Republicans an opportunity for election-year posturing on an
issue that has spawned opposition from Catholics and Protestant
evangelicals including a number of opposition lawsuits.
In a federal lawsuit in Nebraska, seven U.S. states have
joined with Catholic groups and individuals to oppose the rule.
A different battle in the same war erupted in Congress where
Democratic lawmakers called on the House Republican leadership
to repudiate conservative talk radio host Rush Limbaugh.
Limbaugh on Wednesday described a female student from a Catholic
university of being "a slut" and "a prostitute" after she spoke
openly about the need for birth control coverage.
Women's issues have been front-and-center in recent months.
Just over a month ago, breast cancer charity Susan G. Komen
for the Cure became engulfed in controversy for cutting funds to
Planned Parenthood, an abortion provider, and then rescinding
And Health and Human Services Secretary Kathleen Sebelius
faced accusations of bowing to political pressure from social
conservatives for deciding late last year to make the
morning-after pill called Plan B One available without a
prescription only to women older than 17.
Democrats sought to frame the Blunt amendment as a
Republican attack on women's access to healthcare, an argument
that lawmakers hoped would appeal to independent women.
"Vote down this dangerous measure," California Democrat
Barbara Boxer urged her colleagues. "Vote it down.

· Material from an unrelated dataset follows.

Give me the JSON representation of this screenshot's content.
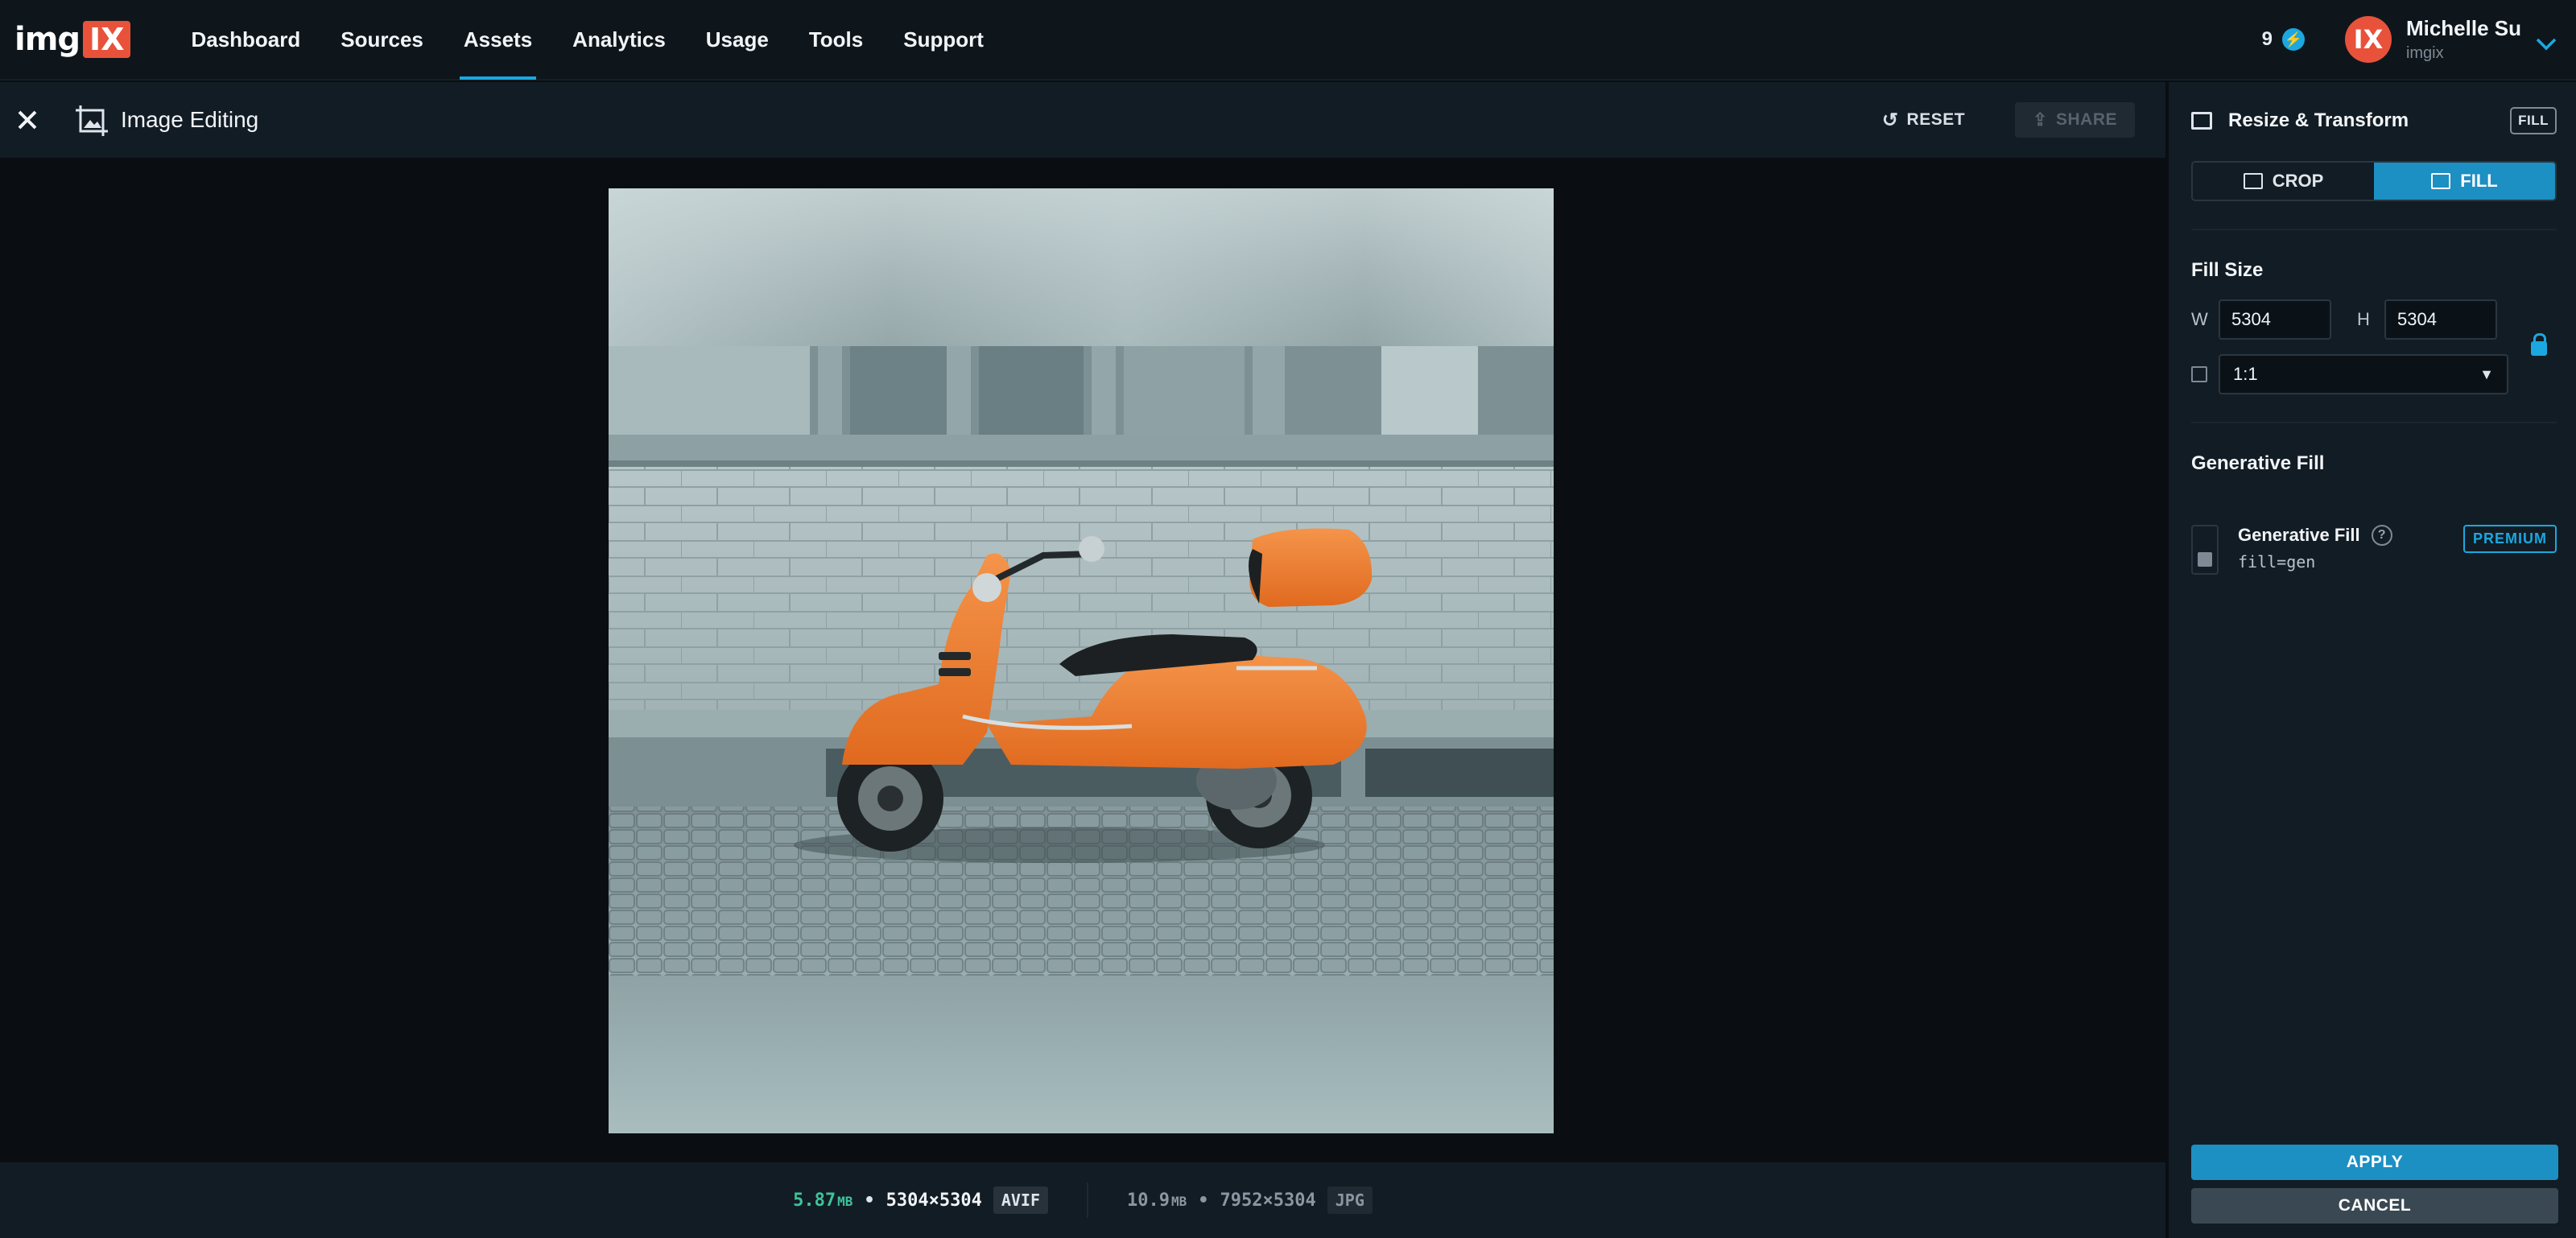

Stand for the
women in the families of this nation."
Republicans presented a religious liberty argument that
could resonate with Catholics and other social conservatives.
"If there is one good thing about this debate, it has given
us all an opportunity to reaffirm what we believe as Americans,"
Senate Minority Leader Mitch McConnell said.
Even before the vote got under way, the Obama re-election
campaign weighed in with the charge that nearly 80 million women
who receive coverage through their employers could lose access
to preventive services under the Republican amendment.
A statement from Obama deputy campaign manager Stephanie
Cutter said the public could thank Republican presidential
hopefuls Mitt Romney and Rick Santorum for "helping to pave the
way for this anti-contraception agenda."
The statement also referred to Romney's muddled position on
the Blunt amendment. Romney told an interviewer on Wednesday
that "I'm not for the bill." A spokeswoman said later he was
confused by the way the question was posed and that Romney
supported the amendment.